● WHAT YOU ARE ASKED TO DO
Whenever a line of the listing contains the string "this", return that line.

-------- AVAILABLE RECORDS

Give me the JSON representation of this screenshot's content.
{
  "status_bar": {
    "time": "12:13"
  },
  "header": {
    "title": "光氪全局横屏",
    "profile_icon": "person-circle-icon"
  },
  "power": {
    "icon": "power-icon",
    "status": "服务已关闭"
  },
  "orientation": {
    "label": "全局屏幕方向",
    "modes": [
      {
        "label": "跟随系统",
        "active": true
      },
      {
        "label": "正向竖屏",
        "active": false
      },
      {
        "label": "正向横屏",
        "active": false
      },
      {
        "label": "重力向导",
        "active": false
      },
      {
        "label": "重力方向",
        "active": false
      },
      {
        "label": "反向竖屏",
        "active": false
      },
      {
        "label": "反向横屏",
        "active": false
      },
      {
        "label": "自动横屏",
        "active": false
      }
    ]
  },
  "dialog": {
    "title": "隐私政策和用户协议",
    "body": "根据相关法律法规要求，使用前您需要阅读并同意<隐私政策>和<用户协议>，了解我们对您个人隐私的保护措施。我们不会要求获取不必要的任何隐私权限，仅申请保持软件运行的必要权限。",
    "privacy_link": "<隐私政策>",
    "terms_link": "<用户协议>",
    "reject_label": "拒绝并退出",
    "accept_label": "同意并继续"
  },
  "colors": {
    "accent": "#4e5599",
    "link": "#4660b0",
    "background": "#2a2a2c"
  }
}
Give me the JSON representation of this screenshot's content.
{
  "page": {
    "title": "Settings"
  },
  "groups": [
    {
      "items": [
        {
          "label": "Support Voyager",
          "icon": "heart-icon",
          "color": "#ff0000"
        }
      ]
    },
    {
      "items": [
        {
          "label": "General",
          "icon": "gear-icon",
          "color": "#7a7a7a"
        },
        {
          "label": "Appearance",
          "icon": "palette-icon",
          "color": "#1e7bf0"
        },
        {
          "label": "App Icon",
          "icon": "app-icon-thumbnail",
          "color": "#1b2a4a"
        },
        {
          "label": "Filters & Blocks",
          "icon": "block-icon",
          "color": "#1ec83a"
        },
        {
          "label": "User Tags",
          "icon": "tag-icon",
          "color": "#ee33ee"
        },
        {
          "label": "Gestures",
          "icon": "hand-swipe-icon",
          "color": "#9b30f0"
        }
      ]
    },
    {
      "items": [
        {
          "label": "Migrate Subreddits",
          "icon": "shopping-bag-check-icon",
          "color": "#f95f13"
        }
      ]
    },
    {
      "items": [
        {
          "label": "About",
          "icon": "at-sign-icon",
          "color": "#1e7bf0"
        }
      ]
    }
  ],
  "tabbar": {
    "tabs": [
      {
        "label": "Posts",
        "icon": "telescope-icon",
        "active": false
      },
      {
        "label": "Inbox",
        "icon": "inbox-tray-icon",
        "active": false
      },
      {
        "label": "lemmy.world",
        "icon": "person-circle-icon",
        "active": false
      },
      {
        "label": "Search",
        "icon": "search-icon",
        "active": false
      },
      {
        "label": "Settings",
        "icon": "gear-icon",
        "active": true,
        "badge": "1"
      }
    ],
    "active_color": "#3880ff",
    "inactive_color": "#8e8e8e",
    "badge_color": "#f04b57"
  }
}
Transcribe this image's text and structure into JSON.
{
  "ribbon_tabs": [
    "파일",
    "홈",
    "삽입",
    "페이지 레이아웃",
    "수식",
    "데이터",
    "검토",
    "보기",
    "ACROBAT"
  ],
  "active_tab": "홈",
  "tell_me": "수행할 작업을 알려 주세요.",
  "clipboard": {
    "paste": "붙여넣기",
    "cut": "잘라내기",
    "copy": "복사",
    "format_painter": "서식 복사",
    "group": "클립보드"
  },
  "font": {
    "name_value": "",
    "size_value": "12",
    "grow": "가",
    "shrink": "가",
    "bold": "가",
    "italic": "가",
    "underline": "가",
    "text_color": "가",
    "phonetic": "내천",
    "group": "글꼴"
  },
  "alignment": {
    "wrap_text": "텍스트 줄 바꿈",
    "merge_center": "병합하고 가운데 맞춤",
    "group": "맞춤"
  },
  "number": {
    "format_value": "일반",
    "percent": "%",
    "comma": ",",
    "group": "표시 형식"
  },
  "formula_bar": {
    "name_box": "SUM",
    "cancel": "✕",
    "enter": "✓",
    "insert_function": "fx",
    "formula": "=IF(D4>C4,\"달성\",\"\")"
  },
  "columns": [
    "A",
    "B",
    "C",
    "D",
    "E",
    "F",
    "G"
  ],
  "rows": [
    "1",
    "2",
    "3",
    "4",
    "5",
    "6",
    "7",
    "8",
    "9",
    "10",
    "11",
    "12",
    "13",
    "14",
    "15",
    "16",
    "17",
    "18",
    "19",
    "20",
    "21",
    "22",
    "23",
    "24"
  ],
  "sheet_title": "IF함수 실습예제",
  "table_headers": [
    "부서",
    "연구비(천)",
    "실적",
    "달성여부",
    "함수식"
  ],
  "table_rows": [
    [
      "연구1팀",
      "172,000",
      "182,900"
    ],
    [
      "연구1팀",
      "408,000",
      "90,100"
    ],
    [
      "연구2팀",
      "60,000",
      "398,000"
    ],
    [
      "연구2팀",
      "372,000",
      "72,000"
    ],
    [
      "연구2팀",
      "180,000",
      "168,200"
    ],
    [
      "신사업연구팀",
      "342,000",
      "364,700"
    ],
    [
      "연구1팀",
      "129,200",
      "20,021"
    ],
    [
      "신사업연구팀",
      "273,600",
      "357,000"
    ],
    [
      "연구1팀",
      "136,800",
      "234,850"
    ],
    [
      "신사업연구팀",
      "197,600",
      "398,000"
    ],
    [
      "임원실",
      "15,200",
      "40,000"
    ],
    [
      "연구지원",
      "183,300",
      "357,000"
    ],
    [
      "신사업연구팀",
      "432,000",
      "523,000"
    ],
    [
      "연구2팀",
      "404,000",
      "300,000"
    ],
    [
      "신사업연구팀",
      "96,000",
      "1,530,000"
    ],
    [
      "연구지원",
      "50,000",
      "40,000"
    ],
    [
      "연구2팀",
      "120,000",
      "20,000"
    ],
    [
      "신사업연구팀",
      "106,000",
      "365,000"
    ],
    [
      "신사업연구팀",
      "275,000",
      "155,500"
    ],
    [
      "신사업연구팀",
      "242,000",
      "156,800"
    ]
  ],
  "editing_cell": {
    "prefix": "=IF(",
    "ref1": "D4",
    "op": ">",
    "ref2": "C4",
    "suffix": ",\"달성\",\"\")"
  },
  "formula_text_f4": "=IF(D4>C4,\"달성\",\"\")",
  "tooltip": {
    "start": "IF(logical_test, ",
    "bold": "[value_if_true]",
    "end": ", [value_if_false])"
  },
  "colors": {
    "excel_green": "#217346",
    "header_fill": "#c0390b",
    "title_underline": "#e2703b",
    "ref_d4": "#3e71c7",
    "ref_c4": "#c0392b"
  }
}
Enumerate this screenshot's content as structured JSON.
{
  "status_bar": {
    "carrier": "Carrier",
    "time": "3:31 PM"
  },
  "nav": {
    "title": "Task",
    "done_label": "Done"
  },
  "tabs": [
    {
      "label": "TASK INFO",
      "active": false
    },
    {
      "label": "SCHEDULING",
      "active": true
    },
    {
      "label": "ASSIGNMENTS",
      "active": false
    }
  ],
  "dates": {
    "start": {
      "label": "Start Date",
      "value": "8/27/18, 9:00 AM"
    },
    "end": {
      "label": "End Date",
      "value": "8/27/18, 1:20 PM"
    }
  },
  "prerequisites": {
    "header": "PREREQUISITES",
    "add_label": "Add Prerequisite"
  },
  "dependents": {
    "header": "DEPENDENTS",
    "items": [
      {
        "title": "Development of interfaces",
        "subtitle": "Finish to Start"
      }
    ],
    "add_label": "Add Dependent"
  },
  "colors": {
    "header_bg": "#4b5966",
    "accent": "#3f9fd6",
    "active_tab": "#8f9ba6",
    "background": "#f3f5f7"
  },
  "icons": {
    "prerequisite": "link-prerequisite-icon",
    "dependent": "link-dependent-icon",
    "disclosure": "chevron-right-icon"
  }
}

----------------

● RESULT
Give me the JSON representation of this screenshot's content.
Give me the JSON representation of this screenshot's content.
Transcribe this image's text and structure into JSON.
Enumerate this screenshot's content as structured JSON.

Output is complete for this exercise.